There is a crack in everything. That is how the light gets in.–Leonard Cohen
I have been reflecting a lot in the last few weeks on my humanity. That sounds like a truly self-absorbed thing to write. Staring at it now, I wonder if there is any other way to write it, (please let there be another way to say this) but there isn’t.
The truth is I am flawed and messy. My failings are numerous.
There are the small things like I am terrible at making my bed. I still throw my clothes on the floor when I am getting ready for bed at night. I don’t exercise enough and I rarely eat my vegetables without an internal mother urging me on. I have other flaws that are quite ironic. For instance, I have been known to judge people for being too judgey. And then there are the big ones–the fears, the failures, the neuroses and crazinesses. The ugly parts of myself I wish no one would ever need to see.
There are times when I like to imagine myself on some sort of journey toward self-improvement. I look toward the moment when I will master patience, kindness and compassion fully and glow with some sort of inner knowing. I imagine a clean house, a fashionable wardrobe, a blog that is updated. I dream of a time when I will no longer be afraid of leaping or taking risks and when having figured it all out, everything is effortless.

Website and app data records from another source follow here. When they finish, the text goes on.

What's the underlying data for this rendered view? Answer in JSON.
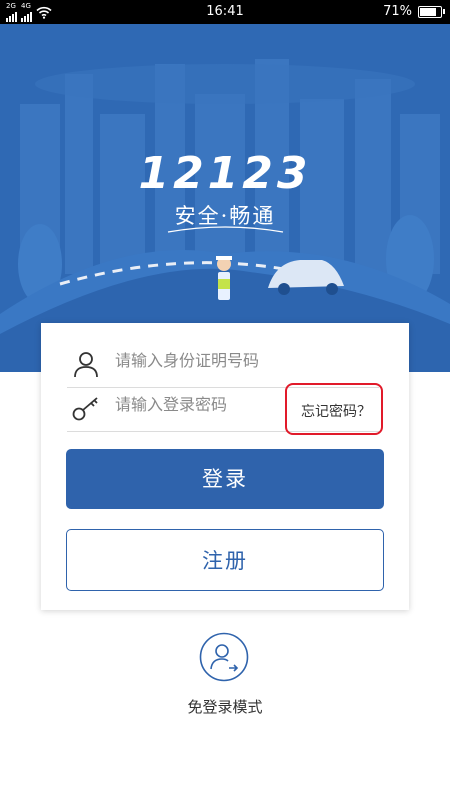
{
  "status_bar": {
    "network_1": "2G",
    "network_2": "4G",
    "time": "16:41",
    "battery": "71%",
    "battery_level": 0.71
  },
  "hero": {
    "logo_text": "12123",
    "slogan": "安全·畅通",
    "background_color": "#2f69b4"
  },
  "login_form": {
    "id_placeholder": "请输入身份证明号码",
    "password_placeholder": "请输入登录密码",
    "forgot_password": "忘记密码？",
    "login_button": "登录",
    "register_button": "注册",
    "accent_color": "#2f63ac",
    "highlight_color": "#e11a2a"
  },
  "guest_mode": {
    "label": "免登录模式"
  },
  "icons": [
    "person-icon",
    "key-icon",
    "guest-mode-icon",
    "wifi-icon",
    "battery-icon"
  ]
}
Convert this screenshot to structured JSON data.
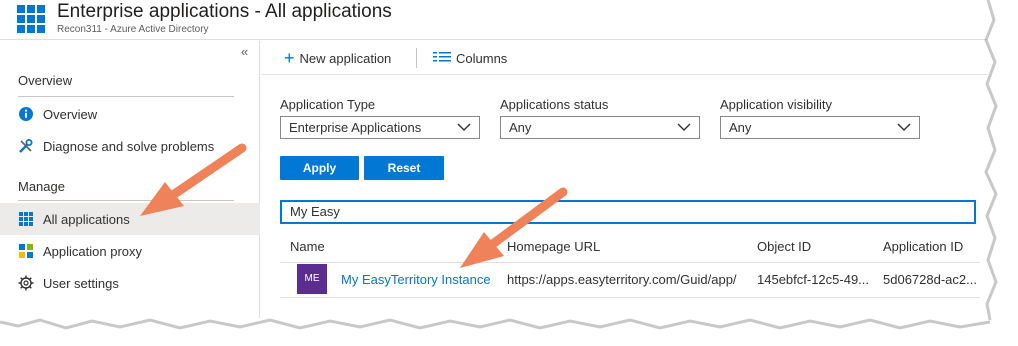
{
  "header": {
    "title": "Enterprise applications - All applications",
    "subtitle": "Recon311 - Azure Active Directory",
    "icon": "enterprise-apps-grid-icon"
  },
  "sidebar": {
    "collapse_glyph": "«",
    "sections": [
      {
        "heading": "Overview"
      },
      {
        "heading": "Manage"
      }
    ],
    "items": [
      {
        "label": "Overview",
        "icon": "info-icon"
      },
      {
        "label": "Diagnose and solve problems",
        "icon": "wrench-icon"
      },
      {
        "label": "All applications",
        "icon": "apps-grid-icon",
        "selected": true
      },
      {
        "label": "Application proxy",
        "icon": "app-proxy-icon"
      },
      {
        "label": "User settings",
        "icon": "gear-icon"
      }
    ]
  },
  "toolbar": {
    "new_application": "New application",
    "columns": "Columns"
  },
  "filters": {
    "application_type": {
      "label": "Application Type",
      "value": "Enterprise Applications"
    },
    "applications_status": {
      "label": "Applications status",
      "value": "Any"
    },
    "application_visibility": {
      "label": "Application visibility",
      "value": "Any"
    },
    "apply": "Apply",
    "reset": "Reset"
  },
  "search": {
    "value": "My Easy"
  },
  "table": {
    "columns": [
      "Name",
      "Homepage URL",
      "Object ID",
      "Application ID"
    ],
    "rows": [
      {
        "avatar": "ME",
        "name": "My EasyTerritory Instance",
        "homepage_url": "https://apps.easyterritory.com/Guid/app/",
        "object_id": "145ebfcf-12c5-49...",
        "application_id": "5d06728d-ac2..."
      }
    ]
  },
  "colors": {
    "accent": "#0078d4",
    "avatar": "#5c2d91",
    "annotation_arrow": "#f0825a",
    "selected_bg": "#edebe9"
  }
}
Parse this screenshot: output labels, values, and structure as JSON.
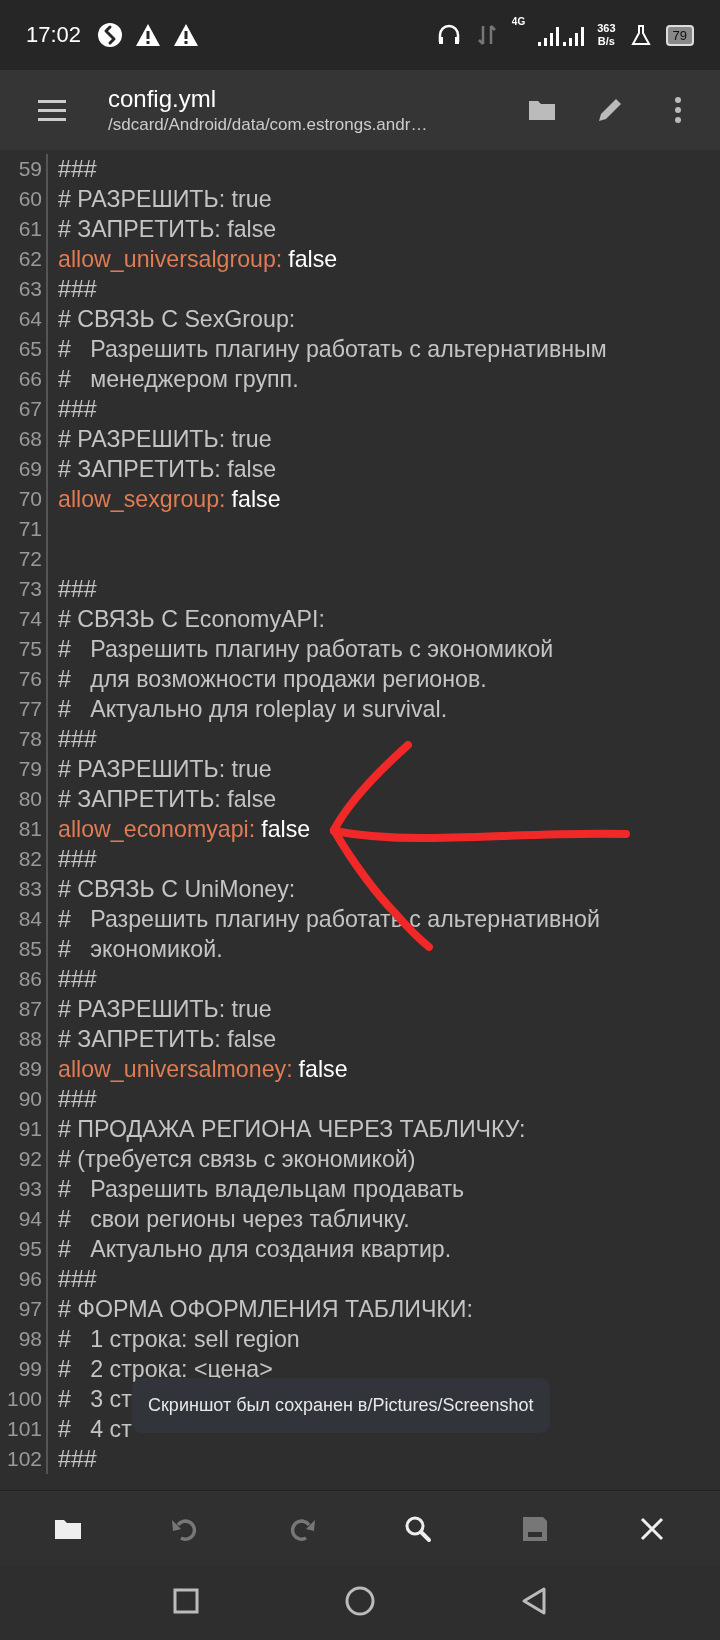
{
  "status_bar": {
    "time": "17:02",
    "network": "4G",
    "speed": [
      "363",
      "B/s"
    ],
    "battery": "79"
  },
  "app_bar": {
    "title": "config.yml",
    "path": "/sdcard/Android/data/com.estrongs.andr…"
  },
  "editor": {
    "lines": [
      {
        "number": "59",
        "kind": "comment",
        "text": "###"
      },
      {
        "number": "60",
        "kind": "comment",
        "text": "# РАЗРЕШИТЬ: true"
      },
      {
        "number": "61",
        "kind": "comment",
        "text": "# ЗАПРЕТИТЬ: false"
      },
      {
        "number": "62",
        "kind": "setting",
        "key": "allow_universalgroup:",
        "value": "false"
      },
      {
        "number": "63",
        "kind": "comment",
        "text": "###"
      },
      {
        "number": "64",
        "kind": "comment",
        "text": "# СВЯЗЬ С SexGroup:"
      },
      {
        "number": "65",
        "kind": "comment",
        "text": "#   Разрешить плагину работать с альтернативным"
      },
      {
        "number": "66",
        "kind": "comment",
        "text": "#   менеджером групп."
      },
      {
        "number": "67",
        "kind": "comment",
        "text": "###"
      },
      {
        "number": "68",
        "kind": "comment",
        "text": "# РАЗРЕШИТЬ: true"
      },
      {
        "number": "69",
        "kind": "comment",
        "text": "# ЗАПРЕТИТЬ: false"
      },
      {
        "number": "70",
        "kind": "setting",
        "key": "allow_sexgroup:",
        "value": "false"
      },
      {
        "number": "71",
        "kind": "blank"
      },
      {
        "number": "72",
        "kind": "blank"
      },
      {
        "number": "73",
        "kind": "comment",
        "text": "###"
      },
      {
        "number": "74",
        "kind": "comment",
        "text": "# СВЯЗЬ С EconomyAPI:"
      },
      {
        "number": "75",
        "kind": "comment",
        "text": "#   Разрешить плагину работать с экономикой"
      },
      {
        "number": "76",
        "kind": "comment",
        "text": "#   для возможности продажи регионов."
      },
      {
        "number": "77",
        "kind": "comment",
        "text": "#   Актуально для roleplay и survival."
      },
      {
        "number": "78",
        "kind": "comment",
        "text": "###"
      },
      {
        "number": "79",
        "kind": "comment",
        "text": "# РАЗРЕШИТЬ: true"
      },
      {
        "number": "80",
        "kind": "comment",
        "text": "# ЗАПРЕТИТЬ: false"
      },
      {
        "number": "81",
        "kind": "setting",
        "key": "allow_economyapi:",
        "value": "false"
      },
      {
        "number": "82",
        "kind": "comment",
        "text": "###"
      },
      {
        "number": "83",
        "kind": "comment",
        "text": "# СВЯЗЬ С UniMoney:"
      },
      {
        "number": "84",
        "kind": "comment",
        "text": "#   Разрешить плагину работать с альтернативной"
      },
      {
        "number": "85",
        "kind": "comment",
        "text": "#   экономикой."
      },
      {
        "number": "86",
        "kind": "comment",
        "text": "###"
      },
      {
        "number": "87",
        "kind": "comment",
        "text": "# РАЗРЕШИТЬ: true"
      },
      {
        "number": "88",
        "kind": "comment",
        "text": "# ЗАПРЕТИТЬ: false"
      },
      {
        "number": "89",
        "kind": "setting",
        "key": "allow_universalmoney:",
        "value": "false"
      },
      {
        "number": "90",
        "kind": "comment",
        "text": "###"
      },
      {
        "number": "91",
        "kind": "comment",
        "text": "# ПРОДАЖА РЕГИОНА ЧЕРЕЗ ТАБЛИЧКУ:"
      },
      {
        "number": "92",
        "kind": "comment",
        "text": "# (требуется связь с экономикой)"
      },
      {
        "number": "93",
        "kind": "comment",
        "text": "#   Разрешить владельцам продавать"
      },
      {
        "number": "94",
        "kind": "comment",
        "text": "#   свои регионы через табличку."
      },
      {
        "number": "95",
        "kind": "comment",
        "text": "#   Актуально для создания квартир."
      },
      {
        "number": "96",
        "kind": "comment",
        "text": "###"
      },
      {
        "number": "97",
        "kind": "comment",
        "text": "# ФОРМА ОФОРМЛЕНИЯ ТАБЛИЧКИ:"
      },
      {
        "number": "98",
        "kind": "comment",
        "text": "#   1 строка: sell region"
      },
      {
        "number": "99",
        "kind": "comment",
        "text": "#   2 строка: <цена>"
      },
      {
        "number": "100",
        "kind": "comment",
        "text": "#   3 ст"
      },
      {
        "number": "101",
        "kind": "comment",
        "text": "#   4 ст"
      },
      {
        "number": "102",
        "kind": "comment",
        "text": "###"
      }
    ]
  },
  "toast": "Скриншот был сохранен в/Pictures/Screenshot",
  "toolbar": [
    {
      "kind": "open",
      "disabled": false
    },
    {
      "kind": "undo",
      "disabled": true
    },
    {
      "kind": "redo",
      "disabled": true
    },
    {
      "kind": "search",
      "disabled": false
    },
    {
      "kind": "save",
      "disabled": true
    },
    {
      "kind": "close",
      "disabled": false
    }
  ]
}
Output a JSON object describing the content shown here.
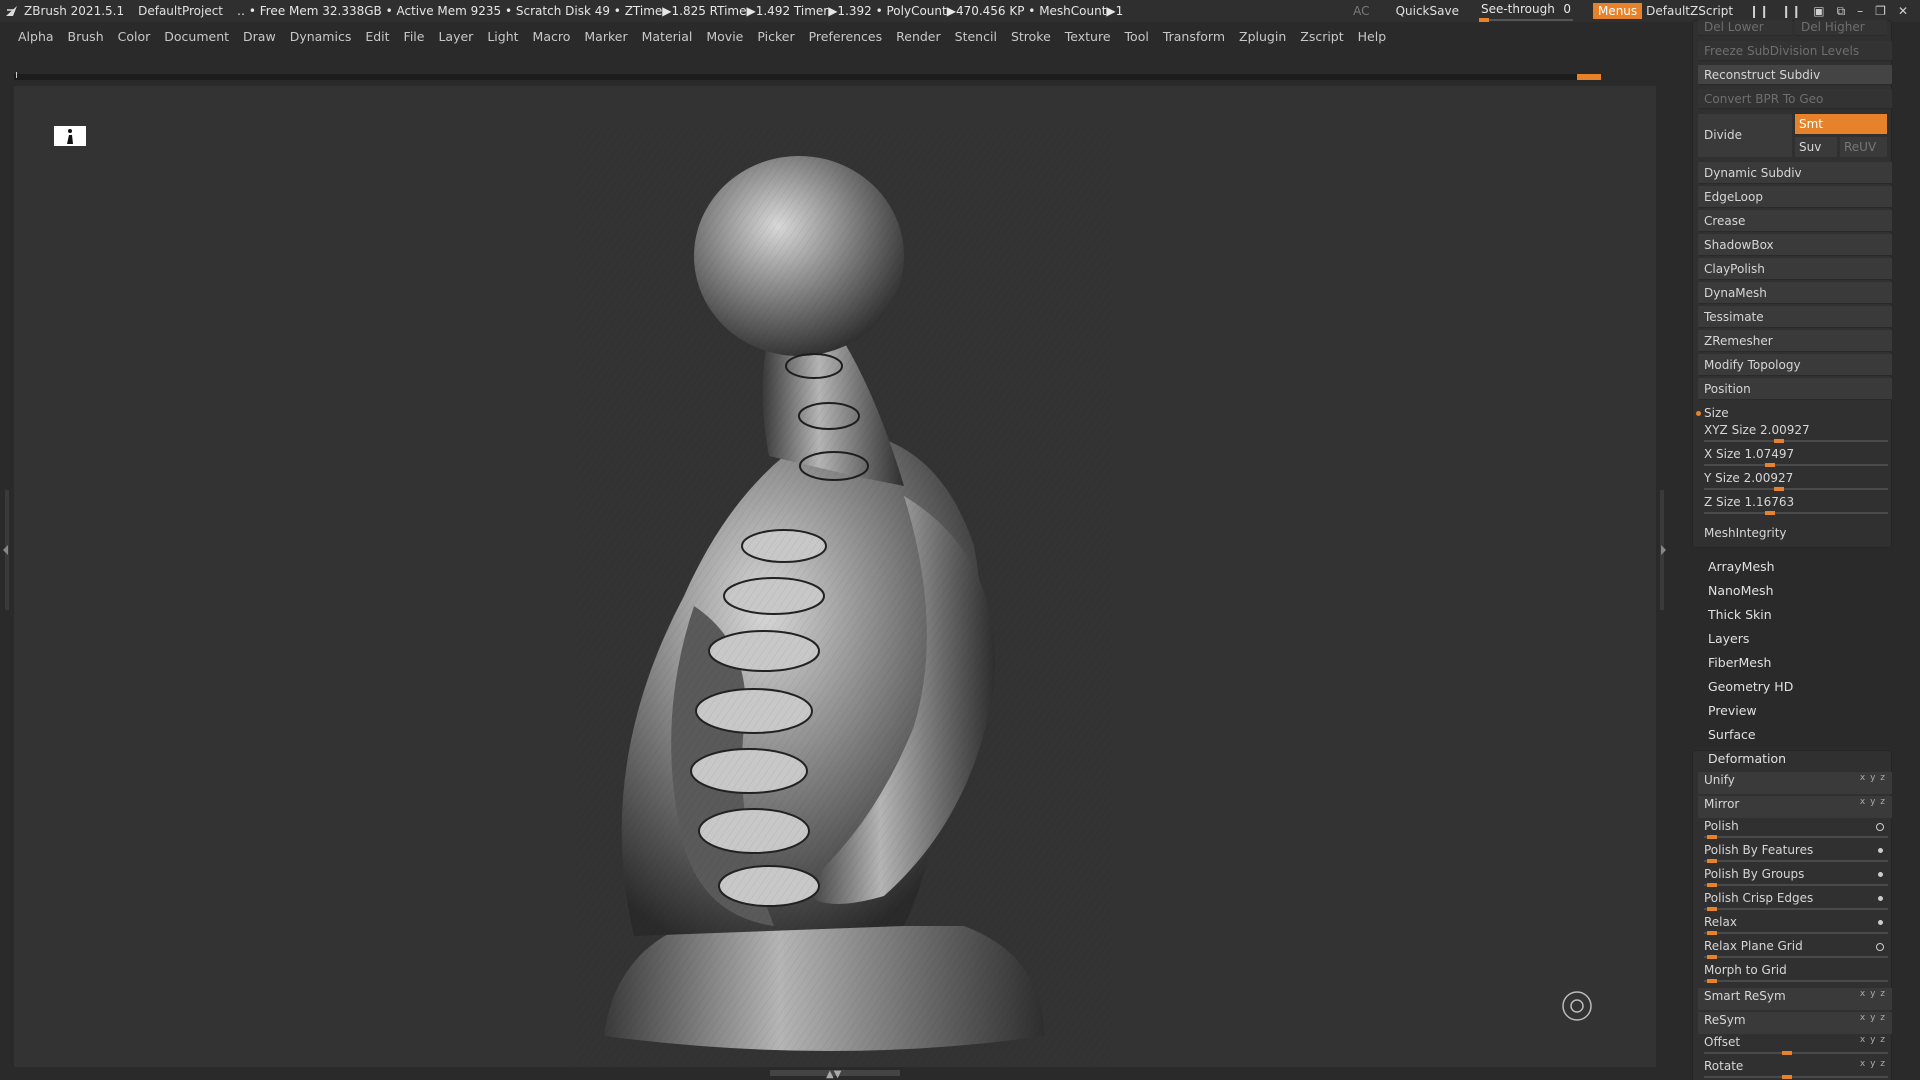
{
  "titlebar": {
    "app": "ZBrush 2021.5.1",
    "project": "DefaultProject",
    "info": "‥ • Free Mem 32.338GB • Active Mem 9235 • Scratch Disk 49 •  ZTime▶1.825 RTime▶1.492 Timer▶1.392 • PolyCount▶470.456 KP  • MeshCount▶1",
    "ac": "AC",
    "quicksave": "QuickSave",
    "seethrough_label": "See-through",
    "seethrough_value": "0",
    "menus": "Menus",
    "default_zscript": "DefaultZScript"
  },
  "menubar": [
    "Alpha",
    "Brush",
    "Color",
    "Document",
    "Draw",
    "Dynamics",
    "Edit",
    "File",
    "Layer",
    "Light",
    "Macro",
    "Marker",
    "Material",
    "Movie",
    "Picker",
    "Preferences",
    "Render",
    "Stencil",
    "Stroke",
    "Texture",
    "Tool",
    "Transform",
    "Zplugin",
    "Zscript",
    "Help"
  ],
  "panel": {
    "del_lower": "Del Lower",
    "del_higher": "Del Higher",
    "freeze": "Freeze SubDivision Levels",
    "reconstruct": "Reconstruct Subdiv",
    "convert_bpr": "Convert BPR To Geo",
    "divide": "Divide",
    "smt": "Smt",
    "suv": "Suv",
    "reuv": "ReUV",
    "subsections": [
      "Dynamic Subdiv",
      "EdgeLoop",
      "Crease",
      "ShadowBox",
      "ClayPolish",
      "DynaMesh",
      "Tessimate",
      "ZRemesher",
      "Modify Topology",
      "Position"
    ],
    "size_header": "Size",
    "sizes": [
      {
        "label": "XYZ Size",
        "value": "2.00927",
        "level": 0.4
      },
      {
        "label": "X Size",
        "value": "1.07497",
        "level": 0.35
      },
      {
        "label": "Y Size",
        "value": "2.00927",
        "level": 0.4
      },
      {
        "label": "Z Size",
        "value": "1.16763",
        "level": 0.35
      }
    ],
    "mesh_integrity": "MeshIntegrity",
    "sections": [
      "ArrayMesh",
      "NanoMesh",
      "Thick Skin",
      "Layers",
      "FiberMesh",
      "Geometry HD",
      "Preview",
      "Surface"
    ],
    "deformation_header": "Deformation",
    "deformation": [
      {
        "label": "Unify",
        "kind": "xyz",
        "xyz": "x y z"
      },
      {
        "label": "Mirror",
        "kind": "xyz",
        "xyz": "x y z"
      },
      {
        "label": "Polish",
        "kind": "dot-ring",
        "level": 0.02
      },
      {
        "label": "Polish By Features",
        "kind": "dot",
        "level": 0.02
      },
      {
        "label": "Polish By Groups",
        "kind": "dot",
        "level": 0.02
      },
      {
        "label": "Polish Crisp Edges",
        "kind": "dot",
        "level": 0.02
      },
      {
        "label": "Relax",
        "kind": "dot",
        "level": 0.02
      },
      {
        "label": "Relax Plane Grid",
        "kind": "dot-ring",
        "level": 0.02
      },
      {
        "label": "Morph to Grid",
        "kind": "none",
        "level": 0.02
      },
      {
        "label": "Smart ReSym",
        "kind": "xyz",
        "xyz": "x y z"
      },
      {
        "label": "ReSym",
        "kind": "xyz",
        "xyz": "x y z"
      },
      {
        "label": "Offset",
        "kind": "xyz-slider",
        "xyz": "x y z",
        "level": 0.45
      },
      {
        "label": "Rotate",
        "kind": "xyz-slider",
        "xyz": "x y z",
        "level": 0.45
      }
    ]
  }
}
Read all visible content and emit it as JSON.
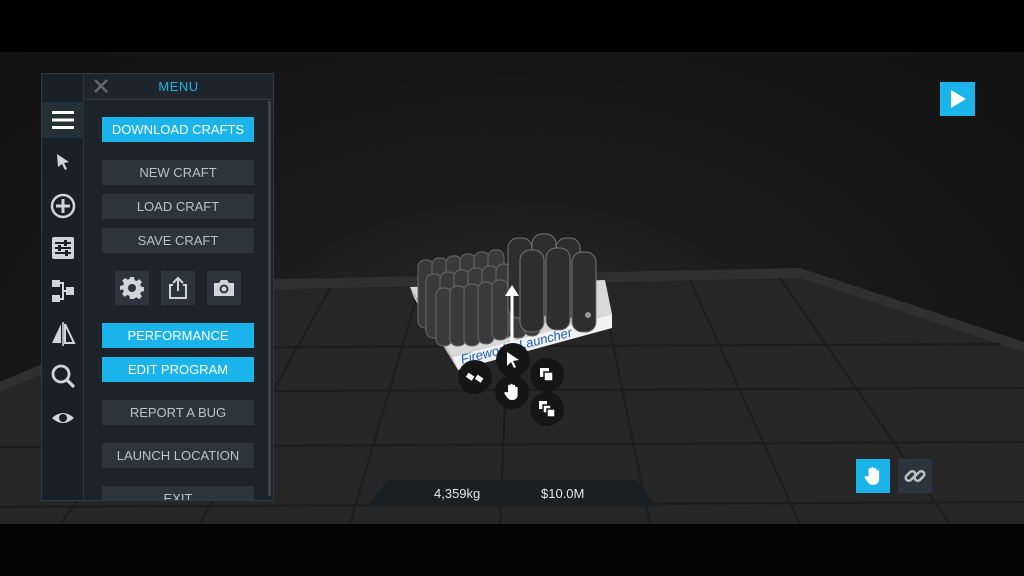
{
  "menu": {
    "title": "MENU",
    "buttons": {
      "download_crafts": "DOWNLOAD CRAFTS",
      "new_craft": "NEW CRAFT",
      "load_craft": "LOAD CRAFT",
      "save_craft": "SAVE CRAFT",
      "performance": "PERFORMANCE",
      "edit_program": "EDIT PROGRAM",
      "report_bug": "REPORT A BUG",
      "launch_location": "LAUNCH LOCATION",
      "exit": "EXIT"
    },
    "icon_buttons": [
      "gear-icon",
      "share-icon",
      "camera-icon"
    ]
  },
  "rail_icons": [
    "hamburger-icon",
    "pointer-icon",
    "add-part-icon",
    "sliders-icon",
    "staging-icon",
    "symmetry-icon",
    "search-icon",
    "eye-icon"
  ],
  "stats": {
    "mass": "4,359kg",
    "cost": "$10.0M"
  },
  "craft": {
    "label": "Fireworks Launcher"
  },
  "colors": {
    "accent": "#1ab4ea",
    "panel": "#1d2429",
    "button": "#2b353b"
  }
}
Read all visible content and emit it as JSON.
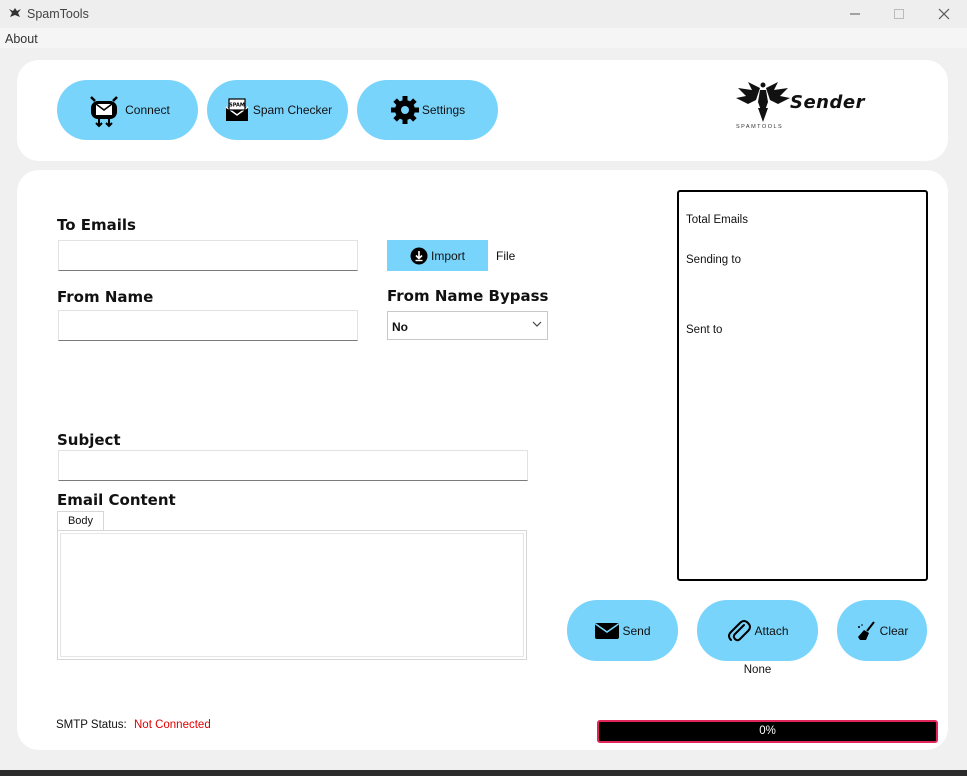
{
  "window": {
    "title": "SpamTools"
  },
  "menu": {
    "about": "About"
  },
  "toolbar": {
    "connect": "Connect",
    "spam_checker": "Spam Checker",
    "settings": "Settings"
  },
  "logo": {
    "name": "Sender",
    "sub": "SPAMTOOLS"
  },
  "form": {
    "to_label": "To Emails",
    "to_value": "",
    "import_label": "Import",
    "file_label": "File",
    "from_label": "From Name",
    "from_value": "",
    "bypass_label": "From Name Bypass",
    "bypass_selected": "No",
    "subject_label": "Subject",
    "subject_value": "",
    "content_label": "Email Content",
    "body_tab": "Body"
  },
  "stats": {
    "total": "Total Emails",
    "sending": "Sending to",
    "sent": "Sent to"
  },
  "actions": {
    "send": "Send",
    "attach": "Attach",
    "clear": "Clear",
    "attachment": "None"
  },
  "status": {
    "smtp_label": "SMTP Status:",
    "smtp_value": "Not Connected",
    "progress_text": "0%",
    "progress_value": 0
  },
  "colors": {
    "accent": "#79d4fb",
    "error": "#e00000",
    "progress_border": "#e0255a"
  }
}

If I only do my lessons, and take each step earnestly I will somehow get to that holy place and I will win some sort of prize or get a tiara or angels will sing. And life will be easy.
Do you ever experience that?
And every time I think I am getting close to that place, the universe will slam me and remind me that there is no there to get to. That each day we simply wake up and do the best we can. Over and over again. Maybe in the process of making so many mistakes or in getting hurt we learn something and emerge wiser, but everything gained leads to new questions, new beginnings.
But these days I am intrigued with the concept of brokenness. And of how those cracks let the light in. I am declaring June a month to reflect on that here.
And I want to hear your stories. Desperately. Send me a note at meg (at) megcasey (dot) com if you have a story to share or leave a link to it in the comments here.
Things have been silent over here while I shift into a new space, a new yin and quiet place. It is a good thing to learn to be receptive. So many ideas run through my brain these days on wonderful things to write about. Fear not, when the time is ripe I will write again. I am not blocked. Just in a silent place.
But one of the joys of being in that yin receptive space is being able to notice, see and express gratitude for all the small and simple things in life. Like a great teacher. So when I saw this post over at PBS Supersisters on their Day of Gratitude I couldn’t resist breaking the silence and posting.
I want to take a few minutes to talk about a teacher who made a huge difference in my son’s life. A tiny Chinese woman who taught Max last year in first grade. Ms Cai. She had a reputation as a strict teacher. To be honest, Max quaked in fear the day he learned he had her for first grade. He had heard she would push him and that scared him. But after the first day of class everything changed. First grade would be a magical year.
Not too long into the school year, Max told me, “Mom, I feel like Ms Cai has been my teacher for a thousand years.” He said it with such earnestness that I knew it to be true. Max’s reading soared in first grade. For one reason and one reason only. Ms Cai believed in him. She told him every day. She told him how smart he was. She told him he could catch up to the kids in the top reading group. She never said things like, “if you try harder” or “if you do more”. Sure she encouraged him to work but she never ever gave him the impression he was lacking anything. She just said he would learn and grow simply by being himself. His wonderful self. And he did. He rose to her every expectation.
Ms Cai taught Max and his classmates how to give oral presentations, how to stand up with confidence and speak like a pro and give a book report. She taught him how to connect with his audience, how to fake it even if he was scared. She taught him to believe that everything he had to say was fascinating and interesting and something that every child in the room needed to know.
Ms Cai made a big deal out of it when Max defended the new girl on the playground. Even though there was a price to pay, in terms of teasing from the mean kids when he stood up for her, Ms Cai taught him that what he did was not simply “kind” but “heroic” and he never forgot how she made him feel extraordinary for being so brave.
Ms Cai reflected back at Max all the good things he is. She was a mirror for him. He was appreciative, kind, smart, creative, loving and he knew it every day because this powerful tiny loving woman made sure he knew.
This year Max has a wonderful teacher who has opened up a whole new world of literature to him. He is in a reading group of one and there they talk about great books, as well as what he is doing in the school mandated primer. But he still talks about Ms Cai and misses her terribly. He visits when he can. He prays that she will decide to teach 3rd grade next year and that he would be lucky enough to get her. When I ask her what he loves most about Ms Cai he tells me, “She believes in me”. But I think its something even more powerful. She teaches him to believe in himself.